But what if you wanted to save some money? I do want to save some money. Yeah, but what would you do with it? Let's say you saved money for a whole year, just a bit of it. And at the end of the year you had $50 dollars, then what would you do with it? $50 dollars! How would I have $50 dollars? Because each week you would spend some money and save a bit of money. Oh what would I do with $50 dollars? Yeah. I -- wait aren’t you gonna spend some of the rest on maybe some toys, like some dinosaurs. Dinosaurs? Yeah, because you can never have too much dinosaurs. Alright, what if you had $5,000 dollars? I would spend a lot of it on, I would spend some of it on Roblox and some dinosaurs, some more Magna Tiles and some books. And if you had five million dollars? Okay, I do not, I cannot answer that question. Why not? I can’t answer it because I have no idea what I would do with five million!
So I've experienced being a stay-at-home-Dad-ish for two years now. And I really appreciate it. I like what it has given me. I like that I can bond with my son a lot more. But like all things, it comes with negatives as well. The first thing is so people have always warned me about playing with my son on a playground now. Other people will not appreciate a single man in a playground. Fortunately, I've not experienced any of that, except for once and that wasn't much. Perhaps people glare at me that I don't notice, but I don't think people really judge me on a playground playing with my son. I do think if I weren't near him, however, people would wonder what is this man in his thirties doing in a playground reading a book on a bench. So I've always consciously made a choice to play near him, but I haven't really experienced that much in parks. I have experienced, however, particularly when my son was -- the first two years of his life, lots of -- people who are trying to mean well, who are trying to compliment, but gender issues generally weren't the same in their generation, cuz these people are typically older -- have commented typical lines of "Oh, I guess it's Daddy Daycare day today" or "Oh, it's -- you're on daycare duty today." I get that a lot. Or "Oh, it's so nice to see a dad taking care of his son." That's a much less offensive thing, that’s certainly nice to hear. But it's still a surprise for especially the older generation. I get a lot of comments when I explain to people what I'm doing. "Oh Mr. Mom." And I’m not really one to be focused on gender. I don't really care so much, but it does get old after a while and it's interesting to see the perspectives.

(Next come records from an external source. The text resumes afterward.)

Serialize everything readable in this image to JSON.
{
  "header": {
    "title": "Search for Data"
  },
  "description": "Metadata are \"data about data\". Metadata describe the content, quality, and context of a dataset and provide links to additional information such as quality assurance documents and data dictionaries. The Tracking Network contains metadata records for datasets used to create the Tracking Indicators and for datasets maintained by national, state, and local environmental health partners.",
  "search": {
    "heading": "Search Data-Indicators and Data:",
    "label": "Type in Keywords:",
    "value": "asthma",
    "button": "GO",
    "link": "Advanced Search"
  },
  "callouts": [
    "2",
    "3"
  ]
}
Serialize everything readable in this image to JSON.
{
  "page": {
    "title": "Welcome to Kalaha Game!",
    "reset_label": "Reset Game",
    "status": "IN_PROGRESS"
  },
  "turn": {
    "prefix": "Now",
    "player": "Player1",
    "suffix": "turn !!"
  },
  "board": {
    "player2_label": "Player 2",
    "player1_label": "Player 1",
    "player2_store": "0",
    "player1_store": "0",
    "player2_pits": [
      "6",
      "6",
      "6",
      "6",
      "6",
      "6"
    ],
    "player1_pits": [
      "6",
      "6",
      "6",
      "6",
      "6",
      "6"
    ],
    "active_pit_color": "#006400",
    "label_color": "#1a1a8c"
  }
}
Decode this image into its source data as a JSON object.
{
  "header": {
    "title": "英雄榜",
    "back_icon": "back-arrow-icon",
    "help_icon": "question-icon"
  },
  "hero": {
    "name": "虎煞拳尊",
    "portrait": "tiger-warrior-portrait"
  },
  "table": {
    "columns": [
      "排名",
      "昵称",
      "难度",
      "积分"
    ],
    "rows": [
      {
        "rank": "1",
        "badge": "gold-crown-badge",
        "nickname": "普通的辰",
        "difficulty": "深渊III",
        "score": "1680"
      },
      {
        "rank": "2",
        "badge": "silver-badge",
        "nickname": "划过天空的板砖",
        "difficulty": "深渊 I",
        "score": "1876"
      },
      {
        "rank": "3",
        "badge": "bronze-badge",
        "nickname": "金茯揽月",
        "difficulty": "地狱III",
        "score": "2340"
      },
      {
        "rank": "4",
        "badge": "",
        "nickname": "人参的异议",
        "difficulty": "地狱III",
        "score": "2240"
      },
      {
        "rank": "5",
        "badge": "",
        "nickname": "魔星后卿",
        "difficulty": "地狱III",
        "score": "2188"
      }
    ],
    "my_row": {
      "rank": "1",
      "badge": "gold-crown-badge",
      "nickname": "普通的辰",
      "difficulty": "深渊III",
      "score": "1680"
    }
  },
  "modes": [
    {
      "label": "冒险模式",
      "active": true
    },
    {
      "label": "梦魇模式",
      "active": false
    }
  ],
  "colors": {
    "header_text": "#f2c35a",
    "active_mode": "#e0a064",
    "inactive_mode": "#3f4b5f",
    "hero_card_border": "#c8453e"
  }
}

This week I am grateful for family. I'm grateful for the vaccine. I feel like I've been grateful for both of those things before, but this week it was particularly special because the vaccine allowed me to finally see my family again. I was able to see my dad for twenty five minutes in a Kmart parking lot on Christmas Eve in Marshall, Michigan, but before that I hadn't seen him or anyone else really, since the summer of 2020. And even that was only for a day. So, for the first time in a calendar year, I was able to go to my family's home. And we, my girlfriend and I, stayed there for three maybe four days, since my girlfriend and I both have both shots from the vaccine and my dad has both shots and my stepmom has both shots. We're able to just feel a sense of normalcy again and it's not all the way there, there's still plenty of things we can't do and the masks are omnipresent anytime we’re in public, but I had such a wave of nostalgia this week by just living normal life.
But the one thing that I always remember when I think about that day is that, when I got in line to check out there were two people in front of me who had just giant carts overflowing with stuff. They were full. I mean it would have taken a long time to unload the cart and it was just they were overflowing. And they both kind of -- they saw me get in line, they looked at each other and there was some sort of unspoken thing. I don't think they knew each other. I don't think they came in together, but then they looked at me and said "you don't have a cart, do you want to just go in front of us and you can check out? You don't have to wait for us to you know with all of our stuff." And that was sort of in times of chaos, in times of panic people tend to be just focused on themselves and their families and just wanting to do enough to get by or not get by but to survive and protect the ones they love. So, selflessness and kind of just that kind of thing doesn't really cross your mind sometimes and it's not a bad thing, it's a self-preservation thing. And I always think about that and it's a perfect example of humanity and human decency because they didn't have to do that. I was perfectly content with standing in line and waiting for them. You know, that's what happens. You just get in line and you have to wait for the people in front of you. And they didn't have to let me, you know, cut the line and go in front of them, but they did. And I always tried to remember that. I was always trying to be grateful for what I had and grateful that I had my partner with me and then eventually our dog. And I think that those times are extremely important to always remember and cherish and to always try to remember that you're not the only one going through something, whether it's the same something or not, we all collectively experienced and are currently experiencing this pandemic, but we didn't know it was going to be a pandemic on March 13th. We knew something was happening, but we didn't know what, but there were…